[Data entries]
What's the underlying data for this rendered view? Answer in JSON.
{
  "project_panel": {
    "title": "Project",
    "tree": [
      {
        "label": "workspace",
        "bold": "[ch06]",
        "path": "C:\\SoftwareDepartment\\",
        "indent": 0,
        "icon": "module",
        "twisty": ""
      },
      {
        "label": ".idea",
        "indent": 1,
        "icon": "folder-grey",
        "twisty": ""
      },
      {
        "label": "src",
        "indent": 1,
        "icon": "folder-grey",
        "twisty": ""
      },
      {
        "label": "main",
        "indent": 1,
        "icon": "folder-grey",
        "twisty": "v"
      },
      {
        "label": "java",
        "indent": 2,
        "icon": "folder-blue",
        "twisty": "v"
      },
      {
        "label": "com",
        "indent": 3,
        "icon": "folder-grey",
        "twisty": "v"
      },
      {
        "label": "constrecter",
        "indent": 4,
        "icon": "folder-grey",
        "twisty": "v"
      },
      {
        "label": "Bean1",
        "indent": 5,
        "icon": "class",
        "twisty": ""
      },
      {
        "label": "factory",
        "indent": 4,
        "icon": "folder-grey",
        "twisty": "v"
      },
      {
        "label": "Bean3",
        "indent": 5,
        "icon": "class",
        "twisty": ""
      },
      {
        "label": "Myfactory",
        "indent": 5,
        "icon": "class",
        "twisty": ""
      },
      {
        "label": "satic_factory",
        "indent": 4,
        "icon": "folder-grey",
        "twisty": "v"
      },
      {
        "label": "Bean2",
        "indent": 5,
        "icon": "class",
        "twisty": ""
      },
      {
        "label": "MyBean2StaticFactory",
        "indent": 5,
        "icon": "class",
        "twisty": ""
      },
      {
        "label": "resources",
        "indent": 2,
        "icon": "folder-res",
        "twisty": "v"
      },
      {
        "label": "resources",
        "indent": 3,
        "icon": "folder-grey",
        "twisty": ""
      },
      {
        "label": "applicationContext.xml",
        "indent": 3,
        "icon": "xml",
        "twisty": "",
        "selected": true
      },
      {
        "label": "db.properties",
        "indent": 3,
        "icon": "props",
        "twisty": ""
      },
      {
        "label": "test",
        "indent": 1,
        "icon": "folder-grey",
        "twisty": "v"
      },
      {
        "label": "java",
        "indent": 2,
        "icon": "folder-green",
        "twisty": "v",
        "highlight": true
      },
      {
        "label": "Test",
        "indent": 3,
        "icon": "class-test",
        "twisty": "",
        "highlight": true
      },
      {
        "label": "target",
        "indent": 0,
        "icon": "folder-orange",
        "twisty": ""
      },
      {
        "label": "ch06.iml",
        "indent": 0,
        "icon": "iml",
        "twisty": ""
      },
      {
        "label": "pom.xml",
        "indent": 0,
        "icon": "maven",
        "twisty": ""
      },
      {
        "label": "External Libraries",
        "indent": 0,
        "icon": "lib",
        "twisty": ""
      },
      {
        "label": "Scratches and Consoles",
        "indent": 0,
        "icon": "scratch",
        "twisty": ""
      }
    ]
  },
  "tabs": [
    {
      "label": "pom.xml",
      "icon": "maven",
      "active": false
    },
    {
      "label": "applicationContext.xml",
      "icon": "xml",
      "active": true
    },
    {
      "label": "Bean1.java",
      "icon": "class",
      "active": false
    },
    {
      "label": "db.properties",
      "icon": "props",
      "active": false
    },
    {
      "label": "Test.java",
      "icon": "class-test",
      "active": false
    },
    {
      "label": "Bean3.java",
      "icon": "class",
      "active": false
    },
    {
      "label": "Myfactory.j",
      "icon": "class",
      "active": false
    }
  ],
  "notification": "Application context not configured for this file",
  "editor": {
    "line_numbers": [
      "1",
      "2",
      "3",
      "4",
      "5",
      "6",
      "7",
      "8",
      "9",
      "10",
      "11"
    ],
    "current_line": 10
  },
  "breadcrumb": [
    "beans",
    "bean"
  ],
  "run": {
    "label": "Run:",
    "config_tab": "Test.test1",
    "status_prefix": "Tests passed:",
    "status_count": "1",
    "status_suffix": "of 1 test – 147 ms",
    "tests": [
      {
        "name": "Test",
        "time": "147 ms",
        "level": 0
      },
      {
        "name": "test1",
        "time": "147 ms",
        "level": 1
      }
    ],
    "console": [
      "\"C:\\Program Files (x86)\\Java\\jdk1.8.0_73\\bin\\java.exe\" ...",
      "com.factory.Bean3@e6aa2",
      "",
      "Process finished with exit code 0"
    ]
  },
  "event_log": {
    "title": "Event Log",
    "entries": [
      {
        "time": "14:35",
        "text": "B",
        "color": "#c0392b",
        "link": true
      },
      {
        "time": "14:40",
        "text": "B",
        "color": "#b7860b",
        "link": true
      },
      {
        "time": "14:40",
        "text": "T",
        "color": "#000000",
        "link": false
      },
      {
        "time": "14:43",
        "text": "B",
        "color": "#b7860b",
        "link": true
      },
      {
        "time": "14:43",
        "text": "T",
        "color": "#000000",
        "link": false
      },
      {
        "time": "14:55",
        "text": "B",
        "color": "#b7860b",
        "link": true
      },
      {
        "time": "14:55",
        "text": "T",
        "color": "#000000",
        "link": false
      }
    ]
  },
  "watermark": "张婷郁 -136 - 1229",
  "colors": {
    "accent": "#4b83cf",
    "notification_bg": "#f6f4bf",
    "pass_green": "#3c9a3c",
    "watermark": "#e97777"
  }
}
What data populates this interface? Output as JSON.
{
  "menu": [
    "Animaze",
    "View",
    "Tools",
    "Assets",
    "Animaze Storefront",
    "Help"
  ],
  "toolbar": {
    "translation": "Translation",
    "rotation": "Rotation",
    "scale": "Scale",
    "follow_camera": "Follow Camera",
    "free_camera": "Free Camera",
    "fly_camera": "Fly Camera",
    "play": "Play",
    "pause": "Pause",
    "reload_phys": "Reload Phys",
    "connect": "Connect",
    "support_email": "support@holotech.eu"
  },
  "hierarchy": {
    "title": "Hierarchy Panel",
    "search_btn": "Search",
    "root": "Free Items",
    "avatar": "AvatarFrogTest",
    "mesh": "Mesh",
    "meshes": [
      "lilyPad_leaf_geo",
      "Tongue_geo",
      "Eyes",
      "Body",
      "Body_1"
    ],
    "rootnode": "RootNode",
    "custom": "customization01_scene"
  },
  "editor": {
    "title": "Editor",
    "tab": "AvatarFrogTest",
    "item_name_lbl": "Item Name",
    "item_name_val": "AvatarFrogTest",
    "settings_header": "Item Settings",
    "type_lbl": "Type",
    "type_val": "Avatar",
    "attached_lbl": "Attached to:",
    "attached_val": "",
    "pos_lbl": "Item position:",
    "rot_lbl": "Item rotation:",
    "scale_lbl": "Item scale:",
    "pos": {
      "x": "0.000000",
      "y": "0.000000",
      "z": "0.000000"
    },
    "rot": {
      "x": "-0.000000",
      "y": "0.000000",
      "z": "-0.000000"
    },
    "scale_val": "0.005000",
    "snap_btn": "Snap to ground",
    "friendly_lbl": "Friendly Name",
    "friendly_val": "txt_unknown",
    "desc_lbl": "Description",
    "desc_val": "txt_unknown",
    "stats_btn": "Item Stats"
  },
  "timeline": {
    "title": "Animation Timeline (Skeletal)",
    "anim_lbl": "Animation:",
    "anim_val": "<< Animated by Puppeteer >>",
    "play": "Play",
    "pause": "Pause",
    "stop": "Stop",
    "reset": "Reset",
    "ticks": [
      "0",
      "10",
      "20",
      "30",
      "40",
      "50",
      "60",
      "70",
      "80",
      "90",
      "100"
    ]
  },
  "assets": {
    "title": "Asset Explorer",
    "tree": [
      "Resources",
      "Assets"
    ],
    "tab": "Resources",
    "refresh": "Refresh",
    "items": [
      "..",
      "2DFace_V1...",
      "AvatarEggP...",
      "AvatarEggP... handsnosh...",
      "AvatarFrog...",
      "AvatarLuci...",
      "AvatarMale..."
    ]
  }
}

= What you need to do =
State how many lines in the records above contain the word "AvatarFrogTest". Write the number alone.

= Response =
3